Bass guitars also get the 312A and1028 treatment, he says: "I'll use a 312 with a DI to take a direct signal and then also route it out to an amp, which I’ll mic up into the 1028. I like the attack of the 312 and then I’ll get the roundness and warmth of the speaker cab, which can benefit from the EQ options of the 1028.”

Preserving Sonics in the Signal Chain
But what about Van Leeuwen primary weapon, the guitar? “Whether it’s for Queens of the Stone Age or my other projects, we’re getting the sounds we want for the guitar with our amps and pedals. So what we really need is a preamp that will capture that sound with no frills and the 312A is perfect for that. It has a little punch to it, but otherwise it’s not really coloring the sound, so it does exactly what we want," he explains.

Van Leeuwen says that BAE Audio preamplifiers will remain a fixture of his recording signal chain for the foreseeable future. “Anything that I’m doing at my studio at home I’m using it. And when we start doing the next Queens of the Stone Age record I’m sure we’ll be using it for that too,” he says. 

“I am a big fan of old technology with new components because it’s so much more reliable than vintage gear. With BAE Audio you’re getting everything you love about the sound of that vintage gear, but without the headaches of old technology," he observes. He and his bandmates are so confident in the performance of their BAE Audio gear that they’re planning to take it on the road for live performances next time around. “We’ve just been getting into patching in our own compression and signal processing when we go on the road, so it would be nice to bring some of those 1028s as well.”
For more information on any of BAE Audio's preamplifiers, please visit

About BAE Audio

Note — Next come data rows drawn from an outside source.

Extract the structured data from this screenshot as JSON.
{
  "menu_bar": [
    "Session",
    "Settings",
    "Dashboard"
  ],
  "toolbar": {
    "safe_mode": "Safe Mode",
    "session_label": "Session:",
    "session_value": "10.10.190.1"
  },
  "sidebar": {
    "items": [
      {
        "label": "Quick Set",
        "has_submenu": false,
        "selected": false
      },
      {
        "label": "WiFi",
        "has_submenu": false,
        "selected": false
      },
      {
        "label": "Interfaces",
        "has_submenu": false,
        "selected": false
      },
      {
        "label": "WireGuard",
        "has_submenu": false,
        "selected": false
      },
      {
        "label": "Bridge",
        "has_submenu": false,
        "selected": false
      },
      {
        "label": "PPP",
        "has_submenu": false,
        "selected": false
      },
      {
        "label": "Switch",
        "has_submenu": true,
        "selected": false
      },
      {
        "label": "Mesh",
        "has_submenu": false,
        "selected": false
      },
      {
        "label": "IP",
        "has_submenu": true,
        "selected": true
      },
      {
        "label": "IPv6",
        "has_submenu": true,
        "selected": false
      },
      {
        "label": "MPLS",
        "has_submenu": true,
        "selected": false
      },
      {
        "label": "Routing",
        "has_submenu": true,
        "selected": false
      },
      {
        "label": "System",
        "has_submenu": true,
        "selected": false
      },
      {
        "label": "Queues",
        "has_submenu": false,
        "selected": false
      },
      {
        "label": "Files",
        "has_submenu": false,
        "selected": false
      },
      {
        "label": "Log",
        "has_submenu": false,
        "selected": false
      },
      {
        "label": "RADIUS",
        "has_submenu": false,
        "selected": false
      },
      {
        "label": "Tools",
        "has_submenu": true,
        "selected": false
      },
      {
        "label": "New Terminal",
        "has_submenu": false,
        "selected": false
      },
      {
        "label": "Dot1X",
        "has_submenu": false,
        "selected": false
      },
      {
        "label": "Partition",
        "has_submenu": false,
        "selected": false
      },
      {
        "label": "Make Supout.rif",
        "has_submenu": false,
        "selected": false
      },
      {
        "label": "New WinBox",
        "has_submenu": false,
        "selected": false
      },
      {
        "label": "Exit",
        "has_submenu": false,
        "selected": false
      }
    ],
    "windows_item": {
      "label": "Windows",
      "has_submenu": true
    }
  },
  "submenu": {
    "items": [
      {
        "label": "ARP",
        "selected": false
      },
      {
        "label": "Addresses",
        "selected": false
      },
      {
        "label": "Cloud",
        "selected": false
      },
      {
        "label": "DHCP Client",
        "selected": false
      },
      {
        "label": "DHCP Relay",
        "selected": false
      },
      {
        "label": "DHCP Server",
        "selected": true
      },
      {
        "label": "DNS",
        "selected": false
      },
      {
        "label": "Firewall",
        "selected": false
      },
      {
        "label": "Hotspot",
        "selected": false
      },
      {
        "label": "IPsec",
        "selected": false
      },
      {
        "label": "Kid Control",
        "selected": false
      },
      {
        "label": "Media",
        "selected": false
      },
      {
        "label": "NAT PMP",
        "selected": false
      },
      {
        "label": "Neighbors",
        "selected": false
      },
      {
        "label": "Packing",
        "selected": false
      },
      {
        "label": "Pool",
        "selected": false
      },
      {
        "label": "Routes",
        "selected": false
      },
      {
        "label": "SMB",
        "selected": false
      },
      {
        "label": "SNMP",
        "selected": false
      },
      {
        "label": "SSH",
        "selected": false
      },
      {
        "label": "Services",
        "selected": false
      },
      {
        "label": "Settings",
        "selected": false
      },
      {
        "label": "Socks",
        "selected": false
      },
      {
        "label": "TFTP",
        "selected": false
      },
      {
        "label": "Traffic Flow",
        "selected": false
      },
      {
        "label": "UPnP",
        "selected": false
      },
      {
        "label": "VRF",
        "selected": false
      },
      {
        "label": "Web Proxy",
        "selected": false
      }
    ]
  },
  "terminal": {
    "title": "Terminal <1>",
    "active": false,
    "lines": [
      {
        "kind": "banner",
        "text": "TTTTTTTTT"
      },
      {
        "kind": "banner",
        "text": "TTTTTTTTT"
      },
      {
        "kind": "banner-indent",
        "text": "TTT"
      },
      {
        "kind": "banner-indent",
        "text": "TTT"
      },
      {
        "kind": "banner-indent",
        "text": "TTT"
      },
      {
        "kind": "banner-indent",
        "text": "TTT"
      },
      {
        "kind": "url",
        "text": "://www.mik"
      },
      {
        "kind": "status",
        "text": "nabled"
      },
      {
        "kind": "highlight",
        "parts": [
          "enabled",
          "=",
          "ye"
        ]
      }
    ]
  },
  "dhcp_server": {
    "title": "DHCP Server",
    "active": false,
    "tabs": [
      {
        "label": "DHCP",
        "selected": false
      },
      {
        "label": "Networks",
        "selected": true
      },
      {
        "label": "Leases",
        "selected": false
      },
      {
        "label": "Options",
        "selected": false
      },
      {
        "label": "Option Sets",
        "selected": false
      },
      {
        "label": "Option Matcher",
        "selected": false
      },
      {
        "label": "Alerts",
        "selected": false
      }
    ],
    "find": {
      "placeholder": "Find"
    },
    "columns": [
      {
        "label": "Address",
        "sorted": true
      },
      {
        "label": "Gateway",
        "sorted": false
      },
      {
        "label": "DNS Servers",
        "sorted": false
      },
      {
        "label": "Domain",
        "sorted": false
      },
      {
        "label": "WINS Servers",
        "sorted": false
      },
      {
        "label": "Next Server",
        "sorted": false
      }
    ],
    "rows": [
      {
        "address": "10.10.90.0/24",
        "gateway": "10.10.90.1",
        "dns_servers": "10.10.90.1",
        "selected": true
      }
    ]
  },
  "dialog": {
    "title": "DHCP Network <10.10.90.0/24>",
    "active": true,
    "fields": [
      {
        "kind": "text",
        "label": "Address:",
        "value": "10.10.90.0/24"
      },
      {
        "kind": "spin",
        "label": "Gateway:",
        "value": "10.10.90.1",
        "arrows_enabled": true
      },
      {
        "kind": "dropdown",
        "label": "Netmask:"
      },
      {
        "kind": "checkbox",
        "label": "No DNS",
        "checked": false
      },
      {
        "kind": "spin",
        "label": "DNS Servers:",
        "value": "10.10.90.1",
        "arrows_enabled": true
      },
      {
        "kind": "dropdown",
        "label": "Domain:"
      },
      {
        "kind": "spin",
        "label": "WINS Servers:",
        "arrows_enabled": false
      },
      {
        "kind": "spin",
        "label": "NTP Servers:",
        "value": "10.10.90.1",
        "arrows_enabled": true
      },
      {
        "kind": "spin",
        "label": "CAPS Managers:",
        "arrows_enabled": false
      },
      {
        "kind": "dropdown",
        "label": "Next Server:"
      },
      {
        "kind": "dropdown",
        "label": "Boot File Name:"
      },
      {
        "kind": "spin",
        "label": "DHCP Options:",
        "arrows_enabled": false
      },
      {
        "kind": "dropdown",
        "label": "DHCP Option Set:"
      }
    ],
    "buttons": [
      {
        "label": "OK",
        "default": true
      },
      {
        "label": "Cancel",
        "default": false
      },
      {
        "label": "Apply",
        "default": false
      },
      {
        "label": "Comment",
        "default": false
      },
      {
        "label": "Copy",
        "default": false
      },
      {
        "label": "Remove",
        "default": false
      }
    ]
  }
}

BAE Audio is a U.S.-based manufacturer of high-end microphone preamp and equalizers, all of which are faithful to vintage designs of the seventies and before. The company is committed to the vintage philosophy of hand wiring and hand soldering all of its components to achieve a high quality and authentically vintage sound. For more information on BAE Audio, please visit our website at